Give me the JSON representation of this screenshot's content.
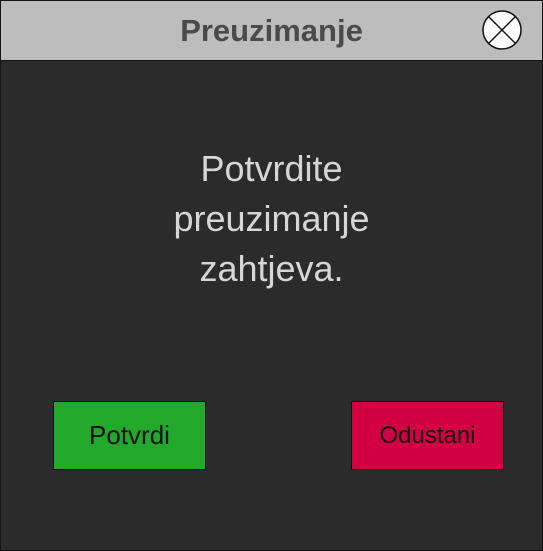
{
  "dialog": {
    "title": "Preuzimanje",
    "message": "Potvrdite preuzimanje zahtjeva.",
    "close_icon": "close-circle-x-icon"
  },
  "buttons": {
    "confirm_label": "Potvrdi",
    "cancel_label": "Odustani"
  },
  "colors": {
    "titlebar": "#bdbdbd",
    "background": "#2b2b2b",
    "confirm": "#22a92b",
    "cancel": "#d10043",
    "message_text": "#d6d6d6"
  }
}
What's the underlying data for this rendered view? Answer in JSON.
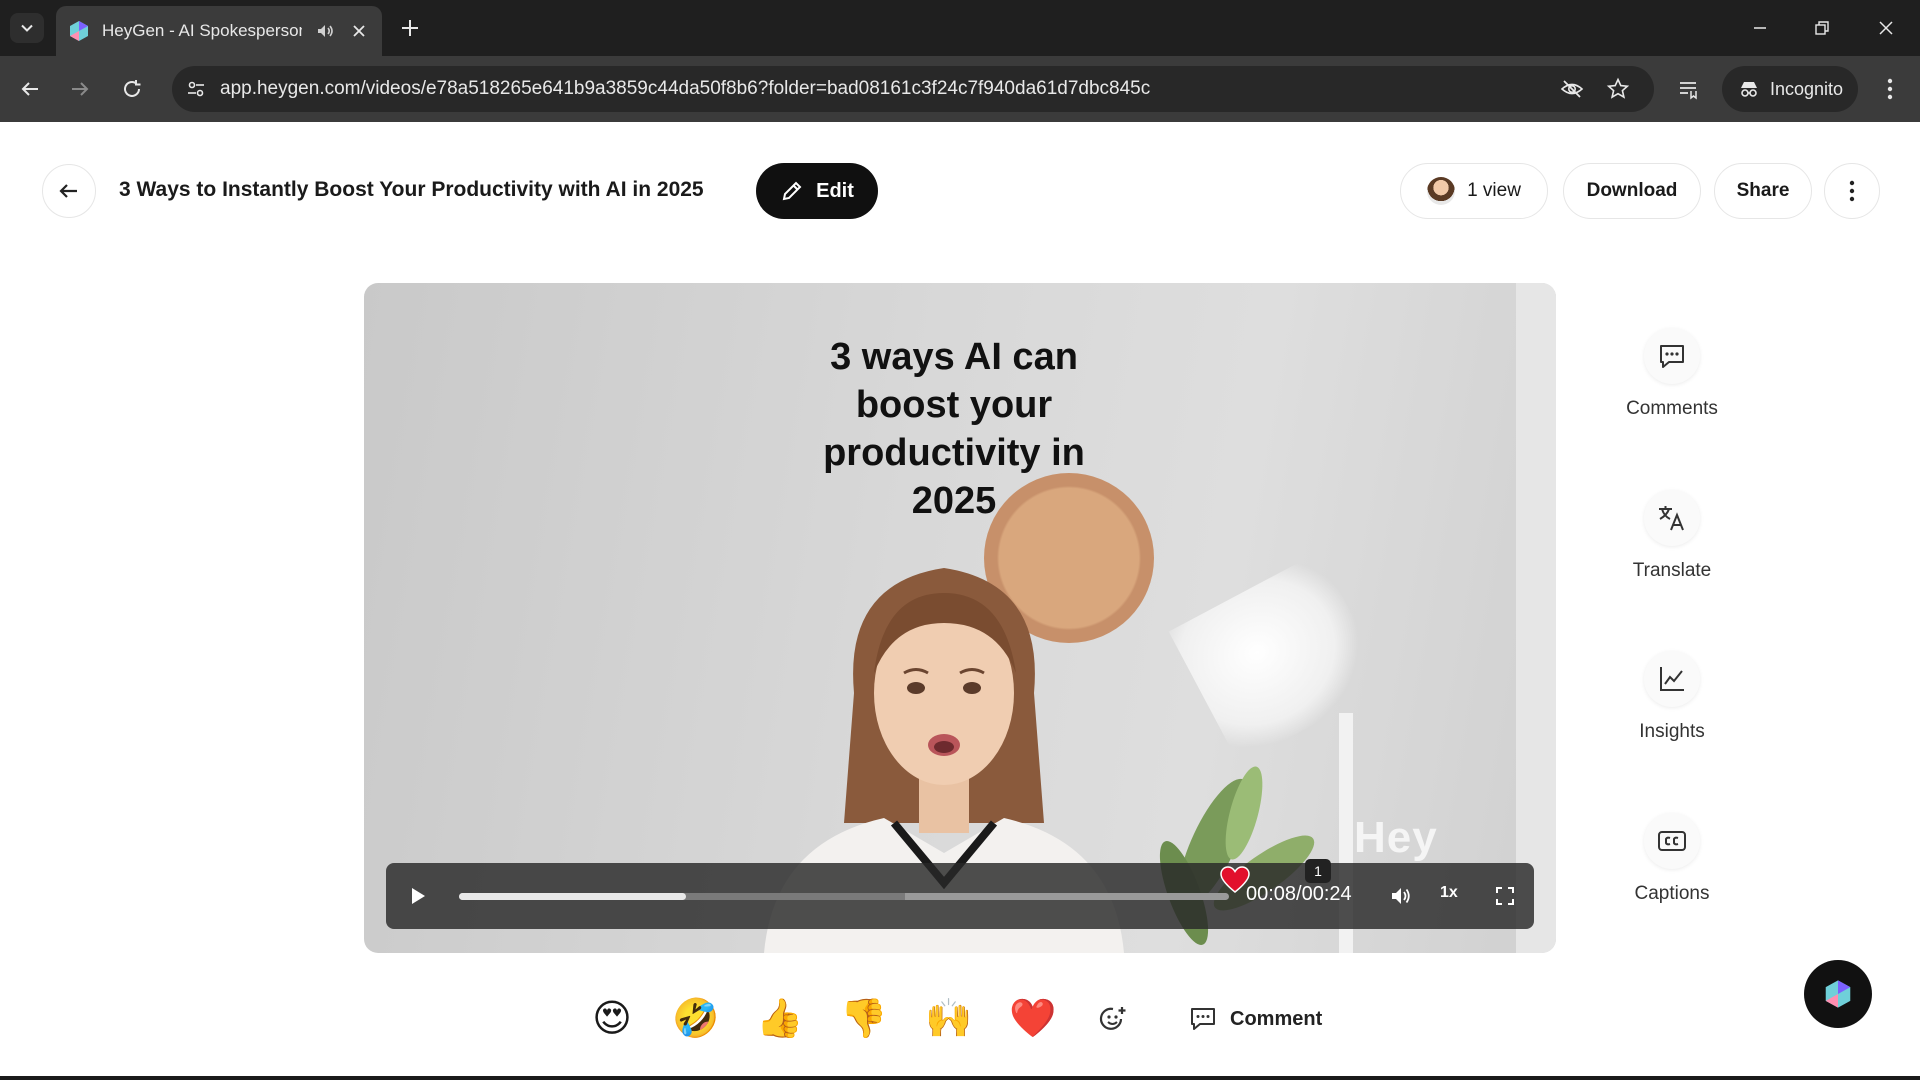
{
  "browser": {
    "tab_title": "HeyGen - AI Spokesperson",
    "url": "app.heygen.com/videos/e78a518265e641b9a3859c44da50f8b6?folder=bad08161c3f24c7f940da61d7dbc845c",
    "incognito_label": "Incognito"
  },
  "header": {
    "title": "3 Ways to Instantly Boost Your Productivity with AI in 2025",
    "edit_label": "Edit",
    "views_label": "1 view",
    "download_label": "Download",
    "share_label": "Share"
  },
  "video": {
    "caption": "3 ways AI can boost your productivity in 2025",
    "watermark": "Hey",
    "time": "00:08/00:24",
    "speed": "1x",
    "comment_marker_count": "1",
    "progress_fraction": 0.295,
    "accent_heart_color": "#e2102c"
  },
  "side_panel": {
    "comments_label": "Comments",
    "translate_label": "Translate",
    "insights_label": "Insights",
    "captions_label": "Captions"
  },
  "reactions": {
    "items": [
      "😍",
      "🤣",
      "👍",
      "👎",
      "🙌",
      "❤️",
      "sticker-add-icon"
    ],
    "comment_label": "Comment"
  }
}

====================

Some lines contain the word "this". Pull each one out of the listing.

■ **Solution**:
Give me the JSON representation of this screenshot's content.
What's the underlying data for this rendered view? Answer in JSON.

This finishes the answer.